Supplied records below:

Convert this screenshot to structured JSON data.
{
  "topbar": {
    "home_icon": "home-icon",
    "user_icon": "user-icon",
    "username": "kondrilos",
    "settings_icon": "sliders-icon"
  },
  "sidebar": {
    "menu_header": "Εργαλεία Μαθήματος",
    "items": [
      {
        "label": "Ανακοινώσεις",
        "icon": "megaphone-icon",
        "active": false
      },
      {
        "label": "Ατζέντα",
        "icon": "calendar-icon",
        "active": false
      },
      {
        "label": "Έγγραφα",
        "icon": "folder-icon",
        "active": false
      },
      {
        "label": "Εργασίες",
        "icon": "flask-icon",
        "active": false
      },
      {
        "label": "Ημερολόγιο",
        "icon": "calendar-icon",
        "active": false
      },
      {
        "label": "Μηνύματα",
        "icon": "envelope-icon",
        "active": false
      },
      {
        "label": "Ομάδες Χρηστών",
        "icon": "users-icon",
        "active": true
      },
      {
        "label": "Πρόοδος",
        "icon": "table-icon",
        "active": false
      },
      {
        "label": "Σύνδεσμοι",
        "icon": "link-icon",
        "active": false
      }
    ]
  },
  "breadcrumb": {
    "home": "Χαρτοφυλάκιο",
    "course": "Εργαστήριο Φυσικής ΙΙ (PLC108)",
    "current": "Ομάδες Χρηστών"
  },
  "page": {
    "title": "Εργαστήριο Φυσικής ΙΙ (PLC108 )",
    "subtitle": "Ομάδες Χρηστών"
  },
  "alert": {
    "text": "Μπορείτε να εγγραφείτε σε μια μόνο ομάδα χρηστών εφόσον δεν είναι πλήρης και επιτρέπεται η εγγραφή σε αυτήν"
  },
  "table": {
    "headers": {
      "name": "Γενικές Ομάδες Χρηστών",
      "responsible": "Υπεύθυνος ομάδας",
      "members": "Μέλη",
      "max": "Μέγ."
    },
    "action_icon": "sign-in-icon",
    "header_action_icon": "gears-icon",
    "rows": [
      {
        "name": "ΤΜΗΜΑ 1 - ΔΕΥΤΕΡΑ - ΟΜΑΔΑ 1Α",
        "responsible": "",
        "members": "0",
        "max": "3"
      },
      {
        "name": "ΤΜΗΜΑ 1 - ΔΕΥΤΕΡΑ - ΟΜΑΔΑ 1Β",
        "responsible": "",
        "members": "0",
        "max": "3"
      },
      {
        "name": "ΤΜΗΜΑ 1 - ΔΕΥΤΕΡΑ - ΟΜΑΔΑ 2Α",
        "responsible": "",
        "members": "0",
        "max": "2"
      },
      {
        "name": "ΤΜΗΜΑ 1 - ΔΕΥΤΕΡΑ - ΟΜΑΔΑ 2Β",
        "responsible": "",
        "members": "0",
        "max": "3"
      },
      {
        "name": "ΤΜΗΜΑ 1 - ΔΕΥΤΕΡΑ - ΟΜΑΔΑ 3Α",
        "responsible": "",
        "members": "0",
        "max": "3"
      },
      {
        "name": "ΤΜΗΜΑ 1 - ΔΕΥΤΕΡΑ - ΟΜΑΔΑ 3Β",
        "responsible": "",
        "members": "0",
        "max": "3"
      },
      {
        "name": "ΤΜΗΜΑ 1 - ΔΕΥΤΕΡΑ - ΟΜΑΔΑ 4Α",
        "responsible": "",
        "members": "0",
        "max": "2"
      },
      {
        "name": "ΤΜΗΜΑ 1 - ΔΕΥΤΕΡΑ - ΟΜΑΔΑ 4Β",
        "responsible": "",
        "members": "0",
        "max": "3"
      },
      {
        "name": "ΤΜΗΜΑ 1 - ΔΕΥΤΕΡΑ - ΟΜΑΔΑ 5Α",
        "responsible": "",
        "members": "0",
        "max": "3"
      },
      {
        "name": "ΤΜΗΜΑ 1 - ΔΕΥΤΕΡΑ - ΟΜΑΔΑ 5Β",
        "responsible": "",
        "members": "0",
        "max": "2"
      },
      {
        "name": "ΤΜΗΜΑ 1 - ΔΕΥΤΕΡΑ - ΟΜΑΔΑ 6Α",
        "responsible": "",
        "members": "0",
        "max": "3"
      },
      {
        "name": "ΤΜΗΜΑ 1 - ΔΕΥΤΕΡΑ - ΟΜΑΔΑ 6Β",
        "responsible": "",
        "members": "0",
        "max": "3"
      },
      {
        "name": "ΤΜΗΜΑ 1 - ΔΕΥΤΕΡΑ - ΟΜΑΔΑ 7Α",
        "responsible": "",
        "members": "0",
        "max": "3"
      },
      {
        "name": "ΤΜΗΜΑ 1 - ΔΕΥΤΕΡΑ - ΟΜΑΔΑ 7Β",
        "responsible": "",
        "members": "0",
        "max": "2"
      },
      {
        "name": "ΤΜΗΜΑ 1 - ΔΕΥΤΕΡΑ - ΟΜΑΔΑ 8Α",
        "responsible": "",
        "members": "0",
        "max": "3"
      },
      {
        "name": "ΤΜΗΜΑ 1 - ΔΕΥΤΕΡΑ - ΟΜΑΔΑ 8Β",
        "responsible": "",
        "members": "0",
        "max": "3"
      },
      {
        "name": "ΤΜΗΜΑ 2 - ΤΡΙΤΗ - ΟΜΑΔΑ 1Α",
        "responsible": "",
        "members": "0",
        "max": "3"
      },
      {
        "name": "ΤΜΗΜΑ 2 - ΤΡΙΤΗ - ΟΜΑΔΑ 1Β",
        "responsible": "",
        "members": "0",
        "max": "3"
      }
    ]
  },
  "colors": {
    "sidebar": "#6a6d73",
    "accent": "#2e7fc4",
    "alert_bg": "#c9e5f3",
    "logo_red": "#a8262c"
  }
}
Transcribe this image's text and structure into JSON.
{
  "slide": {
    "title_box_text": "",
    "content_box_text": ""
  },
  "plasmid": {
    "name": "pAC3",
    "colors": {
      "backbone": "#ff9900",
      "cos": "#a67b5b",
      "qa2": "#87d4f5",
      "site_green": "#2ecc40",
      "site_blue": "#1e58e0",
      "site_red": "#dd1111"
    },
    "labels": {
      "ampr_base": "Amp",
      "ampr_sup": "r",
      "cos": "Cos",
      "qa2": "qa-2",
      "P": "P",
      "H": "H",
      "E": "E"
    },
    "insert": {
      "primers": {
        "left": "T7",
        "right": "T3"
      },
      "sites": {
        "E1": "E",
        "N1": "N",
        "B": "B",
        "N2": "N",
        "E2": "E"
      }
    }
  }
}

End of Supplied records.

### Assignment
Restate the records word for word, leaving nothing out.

### Reply to the task
Convert this screenshot to structured JSON data.
{
  "topbar": {
    "home_icon": "home-icon",
    "user_icon": "user-icon",
    "username": "kondrilos",
    "settings_icon": "sliders-icon"
  },
  "sidebar": {
    "menu_header": "Εργαλεία Μαθήματος",
    "items": [
      {
        "label": "Ανακοινώσεις",
        "icon": "megaphone-icon",
        "active": false
      },
      {
        "label": "Ατζέντα",
        "icon": "calendar-icon",
        "active": false
      },
      {
        "label": "Έγγραφα",
        "icon": "folder-icon",
        "active": false
      },
      {
        "label": "Εργασίες",
        "icon": "flask-icon",
        "active": false
      },
      {
        "label": "Ημερολόγιο",
        "icon": "calendar-icon",
        "active": false
      },
      {
        "label": "Μηνύματα",
        "icon": "envelope-icon",
        "active": false
      },
      {
        "label": "Ομάδες Χρηστών",
        "icon": "users-icon",
        "active": true
      },
      {
        "label": "Πρόοδος",
        "icon": "table-icon",
        "active": false
      },
      {
        "label": "Σύνδεσμοι",
        "icon": "link-icon",
        "active": false
      }
    ]
  },
  "breadcrumb": {
    "home": "Χαρτοφυλάκιο",
    "course": "Εργαστήριο Φυσικής ΙΙ (PLC108)",
    "current": "Ομάδες Χρηστών"
  },
  "page": {
    "title": "Εργαστήριο Φυσικής ΙΙ (PLC108 )",
    "subtitle": "Ομάδες Χρηστών"
  },
  "alert": {
    "text": "Μπορείτε να εγγραφείτε σε μια μόνο ομάδα χρηστών εφόσον δεν είναι πλήρης και επιτρέπεται η εγγραφή σε αυτήν"
  },
  "table": {
    "headers": {
      "name": "Γενικές Ομάδες Χρηστών",
      "responsible": "Υπεύθυνος ομάδας",
      "members": "Μέλη",
      "max": "Μέγ."
    },
    "action_icon": "sign-in-icon",
    "header_action_icon": "gears-icon",
    "rows": [
      {
        "name": "ΤΜΗΜΑ 1 - ΔΕΥΤΕΡΑ - ΟΜΑΔΑ 1Α",
        "responsible": "",
        "members": "0",
        "max": "3"
      },
      {
        "name": "ΤΜΗΜΑ 1 - ΔΕΥΤΕΡΑ - ΟΜΑΔΑ 1Β",
        "responsible": "",
        "members": "0",
        "max": "3"
      },
      {
        "name": "ΤΜΗΜΑ 1 - ΔΕΥΤΕΡΑ - ΟΜΑΔΑ 2Α",
        "responsible": "",
        "members": "0",
        "max": "2"
      },
      {
        "name": "ΤΜΗΜΑ 1 - ΔΕΥΤΕΡΑ - ΟΜΑΔΑ 2Β",
        "responsible": "",
        "members": "0",
        "max": "3"
      },
      {
        "name": "ΤΜΗΜΑ 1 - ΔΕΥΤΕΡΑ - ΟΜΑΔΑ 3Α",
        "responsible": "",
        "members": "0",
        "max": "3"
      },
      {
        "name": "ΤΜΗΜΑ 1 - ΔΕΥΤΕΡΑ - ΟΜΑΔΑ 3Β",
        "responsible": "",
        "members": "0",
        "max": "3"
      },
      {
        "name": "ΤΜΗΜΑ 1 - ΔΕΥΤΕΡΑ - ΟΜΑΔΑ 4Α",
        "responsible": "",
        "members": "0",
        "max": "2"
      },
      {
        "name": "ΤΜΗΜΑ 1 - ΔΕΥΤΕΡΑ - ΟΜΑΔΑ 4Β",
        "responsible": "",
        "members": "0",
        "max": "3"
      },
      {
        "name": "ΤΜΗΜΑ 1 - ΔΕΥΤΕΡΑ - ΟΜΑΔΑ 5Α",
        "responsible": "",
        "members": "0",
        "max": "3"
      },
      {
        "name": "ΤΜΗΜΑ 1 - ΔΕΥΤΕΡΑ - ΟΜΑΔΑ 5Β",
        "responsible": "",
        "members": "0",
        "max": "2"
      },
      {
        "name": "ΤΜΗΜΑ 1 - ΔΕΥΤΕΡΑ - ΟΜΑΔΑ 6Α",
        "responsible": "",
        "members": "0",
        "max": "3"
      },
      {
        "name": "ΤΜΗΜΑ 1 - ΔΕΥΤΕΡΑ - ΟΜΑΔΑ 6Β",
        "responsible": "",
        "members": "0",
        "max": "3"
      },
      {
        "name": "ΤΜΗΜΑ 1 - ΔΕΥΤΕΡΑ - ΟΜΑΔΑ 7Α",
        "responsible": "",
        "members": "0",
        "max": "3"
      },
      {
        "name": "ΤΜΗΜΑ 1 - ΔΕΥΤΕΡΑ - ΟΜΑΔΑ 7Β",
        "responsible": "",
        "members": "0",
        "max": "2"
      },
      {
        "name": "ΤΜΗΜΑ 1 - ΔΕΥΤΕΡΑ - ΟΜΑΔΑ 8Α",
        "responsible": "",
        "members": "0",
        "max": "3"
      },
      {
        "name": "ΤΜΗΜΑ 1 - ΔΕΥΤΕΡΑ - ΟΜΑΔΑ 8Β",
        "responsible": "",
        "members": "0",
        "max": "3"
      },
      {
        "name": "ΤΜΗΜΑ 2 - ΤΡΙΤΗ - ΟΜΑΔΑ 1Α",
        "responsible": "",
        "members": "0",
        "max": "3"
      },
      {
        "name": "ΤΜΗΜΑ 2 - ΤΡΙΤΗ - ΟΜΑΔΑ 1Β",
        "responsible": "",
        "members": "0",
        "max": "3"
      }
    ]
  },
  "colors": {
    "sidebar": "#6a6d73",
    "accent": "#2e7fc4",
    "alert_bg": "#c9e5f3",
    "logo_red": "#a8262c"
  }
}
Transcribe this image's text and structure into JSON.
{
  "slide": {
    "title_box_text": "",
    "content_box_text": ""
  },
  "plasmid": {
    "name": "pAC3",
    "colors": {
      "backbone": "#ff9900",
      "cos": "#a67b5b",
      "qa2": "#87d4f5",
      "site_green": "#2ecc40",
      "site_blue": "#1e58e0",
      "site_red": "#dd1111"
    },
    "labels": {
      "ampr_base": "Amp",
      "ampr_sup": "r",
      "cos": "Cos",
      "qa2": "qa-2",
      "P": "P",
      "H": "H",
      "E": "E"
    },
    "insert": {
      "primers": {
        "left": "T7",
        "right": "T3"
      },
      "sites": {
        "E1": "E",
        "N1": "N",
        "B": "B",
        "N2": "N",
        "E2": "E"
      }
    }
  }
}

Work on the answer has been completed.